Working Out and Sobriety

January 13, 2017 

When entering sobriety, it is recommended that people maintain a healthy lifestyle. The new schedule should include time for meetings such as Alcoholics Anonymous (AA) or Narcotics Anonymous (NA) as well as time for positive connections such as family members and friends that support your sobriety. A great way to help maintain sobriety is to start healthy habits and routines such as exercising.

 

Exercise is in no way a cure for addiction, however it can be a helpful aid in treatment and recovery. For some, it can serve as a distraction and for others it’s a way to appropriately cope and release stress. It’s also been found that during exercise, natural endorphins are released which causes and safe and natural high.

 

Routines can include yoga, hiking, walking, biking, strength training, and jogging. Team sports are also a great way to stay busy, get a workout, and surround yourself with like-minded friends. Even competing in obstacle course races or rock climbing walls can help boost self-confidence and sense of accomplishment which is also beneficial during recovery.

 

Per addiction.com, here are some benefits for exercise: 

 

Exercise fills up your time — in a good way. When you prioritize physical activity it necessarily eats up part of your schedule.

 

You’ll sleep more soundly. As your body gradually returns to a healthier, balanced state, exercise also helps to restore a normal sleep cycle. 

 

You’ll heal your body and mind.
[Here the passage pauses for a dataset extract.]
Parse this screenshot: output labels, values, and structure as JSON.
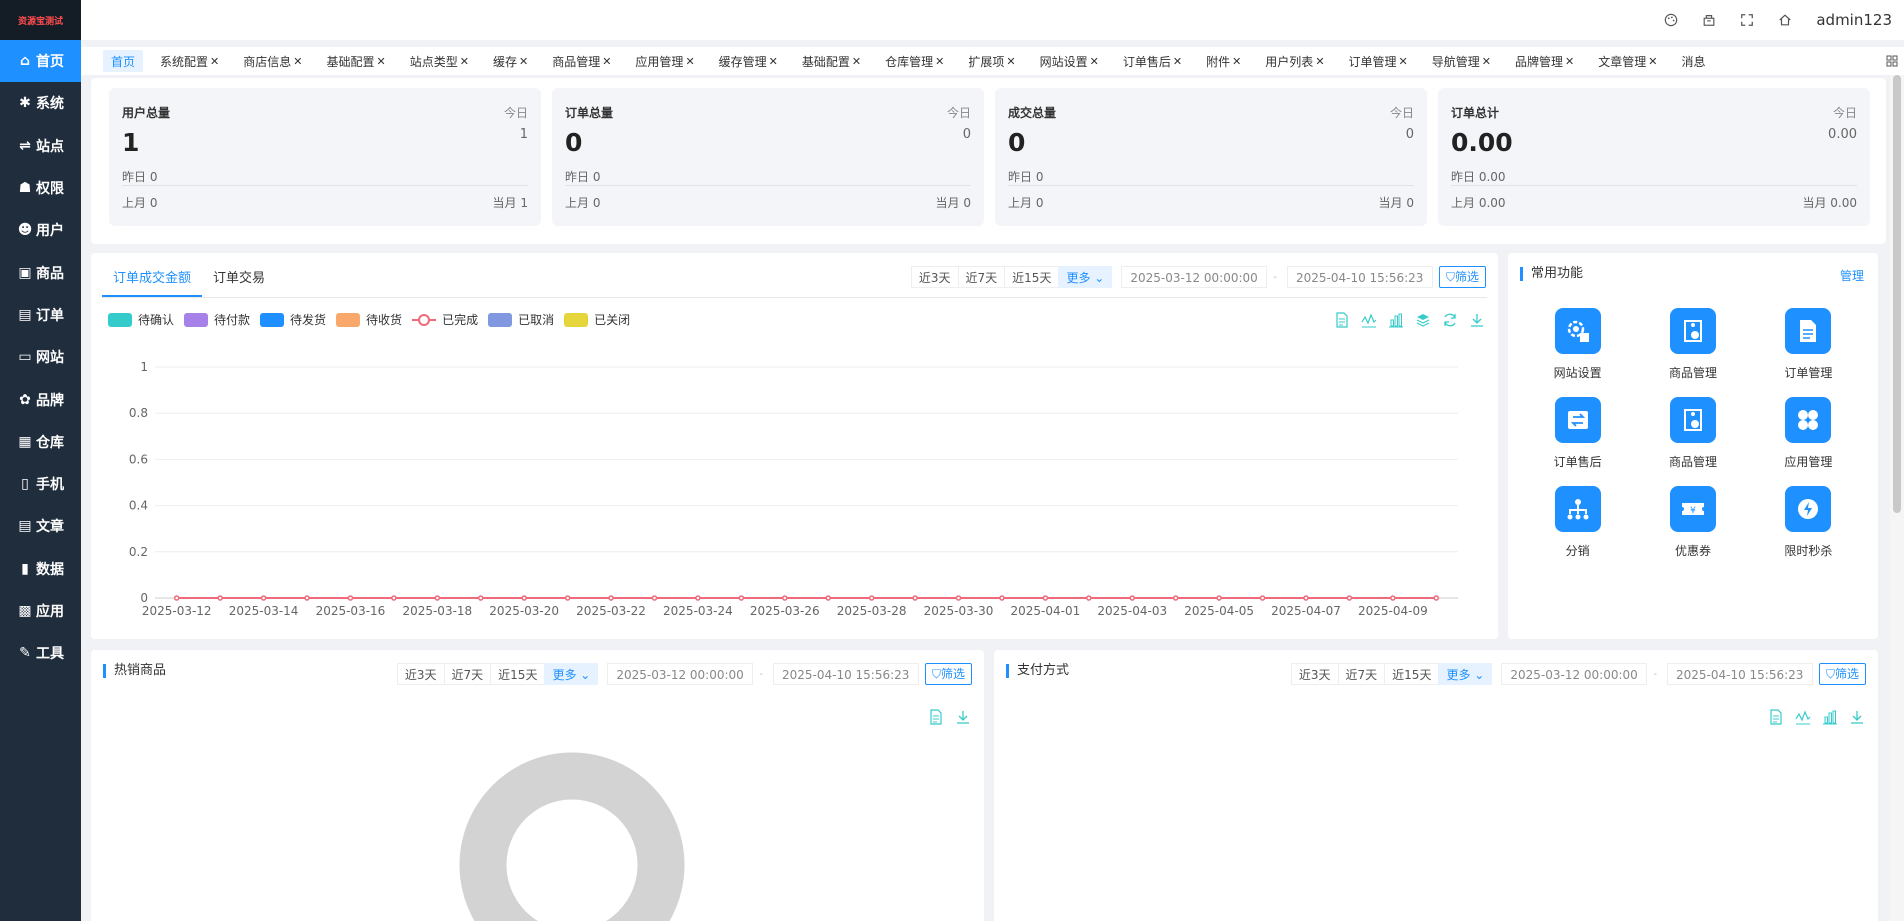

Even better for those in recovery, research shows that regular workouts increase the number of new nerve connections in the brain, which helps it heal from the effects of substance use.

 

Working out offers an outlet for anger. It’s common for recovering addicts to have trouble dealing with rage and feeling frustrated; because of your addiction, you may not have learned to express these emotions in a healthy way. 

 

Being active makes it easier to de-stress and weather a crisis. Exercise can become your go-to tool to reduce stress, regain composure and do something proactive for your recovery, all at the same time.

 

Exercise builds self-confidence. Like anything new you learn, the more you do it, the better you get.